Mystery Road manages a balancing act of paying homage to these antecedents while also maintaining a personal voice and narrative. Simultaneously, it manages to dip its toes into sentimentality (a useful and effective tool when used properly) without ever soaking it up. Rather, the sentimentality serves a clear, necessary purpose: this novella actually weaves emotional catharsis into the build-up and release of its Twilight Zone-esque twist. This is a carefully built piece of fiction whose elements are brought together toward clear and affecting ends.
Much like the plot structure, the prose is remarkably lucid. Like King, Lucia recognizes the power of memory-induced imagery and sensation; also like King, he identifies the ways in which brand names and products have become irrevocably folded into American identity since the mid-twentieth century—in Mystery Road, a vintage 7UP bottle develops nearly mythic resonance.

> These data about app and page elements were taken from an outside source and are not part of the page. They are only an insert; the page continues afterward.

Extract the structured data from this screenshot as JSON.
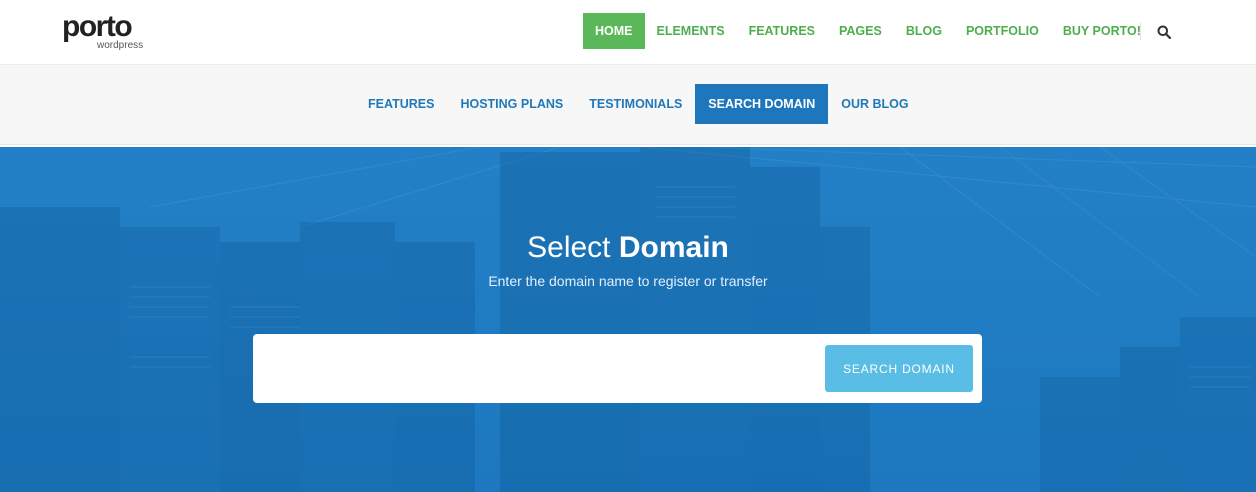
{
  "header": {
    "logo_text": "porto",
    "logo_subtext": "wordpress",
    "nav": [
      {
        "label": "HOME",
        "active": true
      },
      {
        "label": "ELEMENTS"
      },
      {
        "label": "FEATURES"
      },
      {
        "label": "PAGES"
      },
      {
        "label": "BLOG"
      },
      {
        "label": "PORTFOLIO"
      },
      {
        "label": "BUY PORTO!"
      }
    ],
    "search_icon": "search-icon"
  },
  "subnav": {
    "items": [
      {
        "label": "FEATURES"
      },
      {
        "label": "HOSTING PLANS"
      },
      {
        "label": "TESTIMONIALS"
      },
      {
        "label": "SEARCH DOMAIN",
        "active": true
      },
      {
        "label": "OUR BLOG"
      }
    ]
  },
  "hero": {
    "title_light": "Select",
    "title_bold": "Domain",
    "subtitle": "Enter the domain name to register or transfer",
    "input_value": "",
    "button_label": "SEARCH DOMAIN"
  },
  "colors": {
    "nav_green": "#4eae4e",
    "nav_active_bg": "#5bb85a",
    "subnav_blue": "#1f79b9",
    "subnav_active_bg": "#1e76bd",
    "hero_blue": "#2380c6",
    "button_light_blue": "#59bde6"
  }
}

The book also demonstrates a strongly developed sense of characterization and dialogue, which reinforce its tricky emotional through-line. Mystery Road is a talented author’s personal variation on genre traditions. It’s so clearly and elegantly written that I couldn’t help but read the whole thing in one sitting.